▶ [AIM OF THE EXERCISE]
Please return all of the records verbatim, with the pictures omitted.

▶ [RECORD EXTRACTS]
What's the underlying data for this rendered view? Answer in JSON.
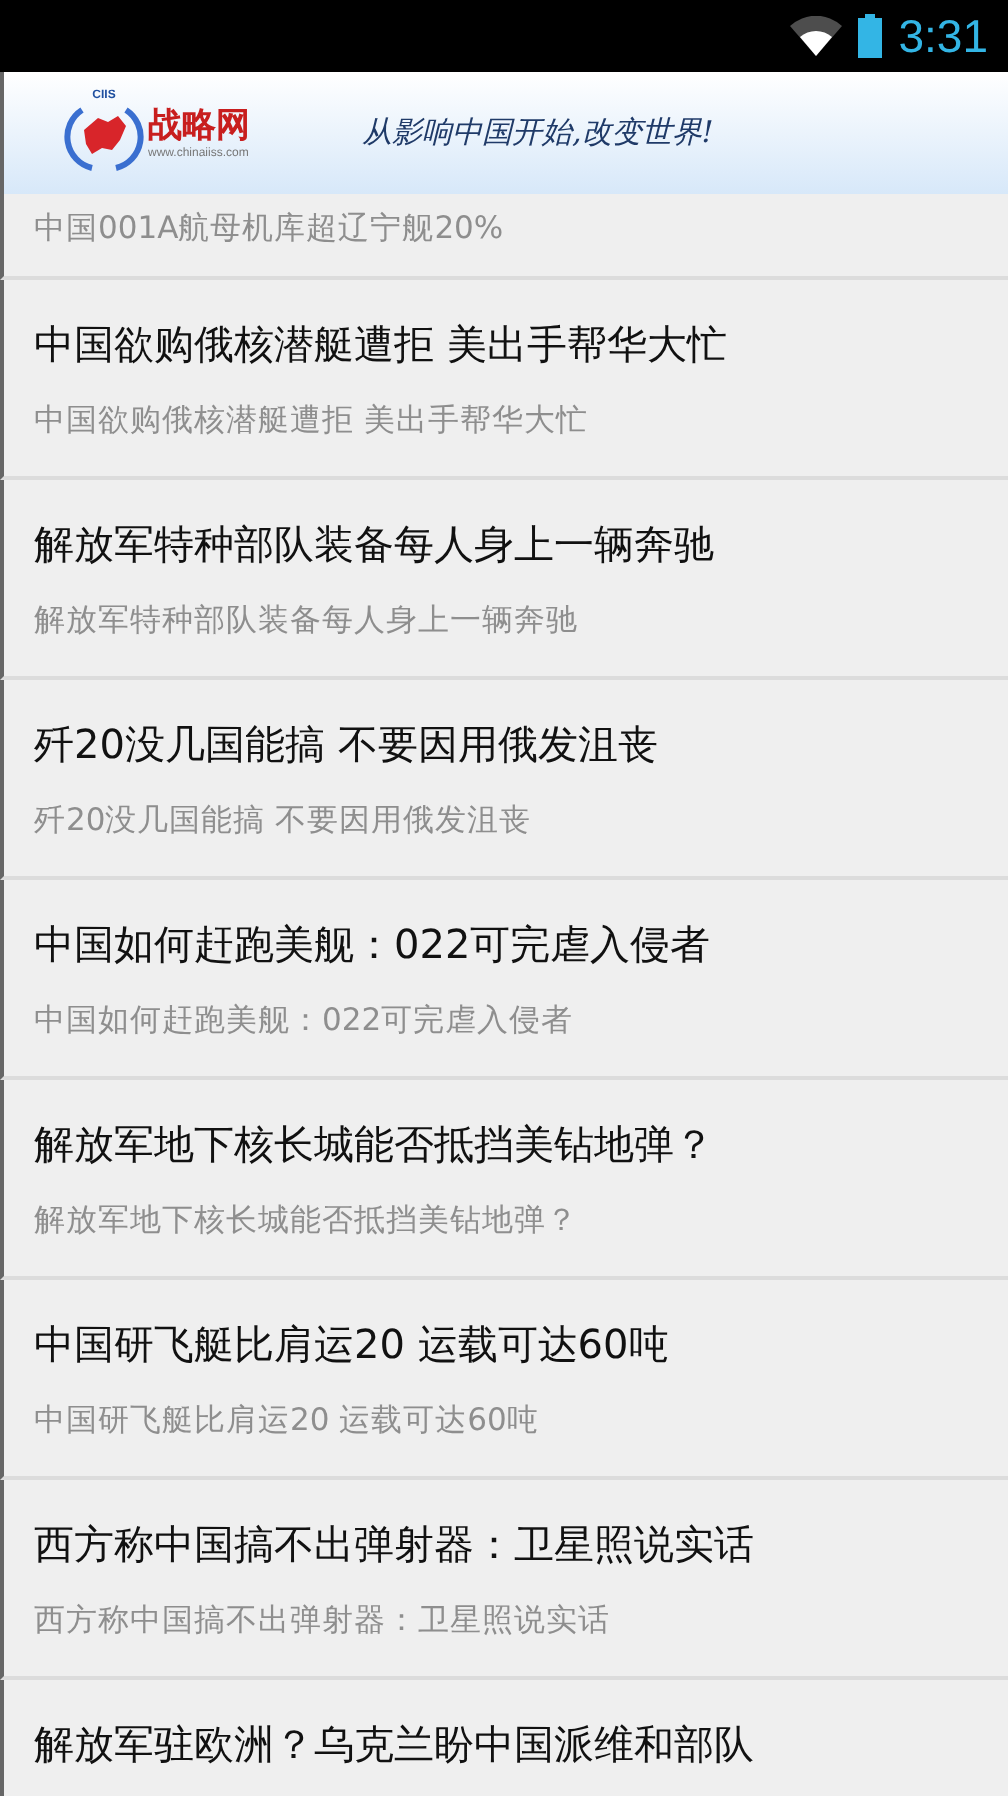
{
  "status_bar": {
    "time": "3:31"
  },
  "header": {
    "logo_acronym": "CIIS",
    "logo_name": "战略网",
    "logo_url": "www.chinaiiss.com",
    "slogan": "从影响中国开始,改变世界!"
  },
  "articles": [
    {
      "summary": "中国001A航母机库超辽宁舰20%"
    },
    {
      "title": "中国欲购俄核潜艇遭拒 美出手帮华大忙",
      "summary": "中国欲购俄核潜艇遭拒 美出手帮华大忙"
    },
    {
      "title": "解放军特种部队装备每人身上一辆奔驰",
      "summary": "解放军特种部队装备每人身上一辆奔驰"
    },
    {
      "title": "歼20没几国能搞 不要因用俄发沮丧",
      "summary": "歼20没几国能搞 不要因用俄发沮丧"
    },
    {
      "title": "中国如何赶跑美舰：022可完虐入侵者",
      "summary": "中国如何赶跑美舰：022可完虐入侵者"
    },
    {
      "title": "解放军地下核长城能否抵挡美钻地弹？",
      "summary": "解放军地下核长城能否抵挡美钻地弹？"
    },
    {
      "title": "中国研飞艇比肩运20 运载可达60吨",
      "summary": "中国研飞艇比肩运20 运载可达60吨"
    },
    {
      "title": "西方称中国搞不出弹射器：卫星照说实话",
      "summary": "西方称中国搞不出弹射器：卫星照说实话"
    },
    {
      "title": "解放军驻欧洲？乌克兰盼中国派维和部队"
    }
  ]
}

▶ [TASK OUTPUT]
What's the underlying data for this rendered view? Answer in JSON.
{
  "status_bar": {
    "time": "3:31"
  },
  "header": {
    "logo_acronym": "CIIS",
    "logo_name": "战略网",
    "logo_url": "www.chinaiiss.com",
    "slogan": "从影响中国开始,改变世界!"
  },
  "articles": [
    {
      "summary": "中国001A航母机库超辽宁舰20%"
    },
    {
      "title": "中国欲购俄核潜艇遭拒 美出手帮华大忙",
      "summary": "中国欲购俄核潜艇遭拒 美出手帮华大忙"
    },
    {
      "title": "解放军特种部队装备每人身上一辆奔驰",
      "summary": "解放军特种部队装备每人身上一辆奔驰"
    },
    {
      "title": "歼20没几国能搞 不要因用俄发沮丧",
      "summary": "歼20没几国能搞 不要因用俄发沮丧"
    },
    {
      "title": "中国如何赶跑美舰：022可完虐入侵者",
      "summary": "中国如何赶跑美舰：022可完虐入侵者"
    },
    {
      "title": "解放军地下核长城能否抵挡美钻地弹？",
      "summary": "解放军地下核长城能否抵挡美钻地弹？"
    },
    {
      "title": "中国研飞艇比肩运20 运载可达60吨",
      "summary": "中国研飞艇比肩运20 运载可达60吨"
    },
    {
      "title": "西方称中国搞不出弹射器：卫星照说实话",
      "summary": "西方称中国搞不出弹射器：卫星照说实话"
    },
    {
      "title": "解放军驻欧洲？乌克兰盼中国派维和部队"
    }
  ]
}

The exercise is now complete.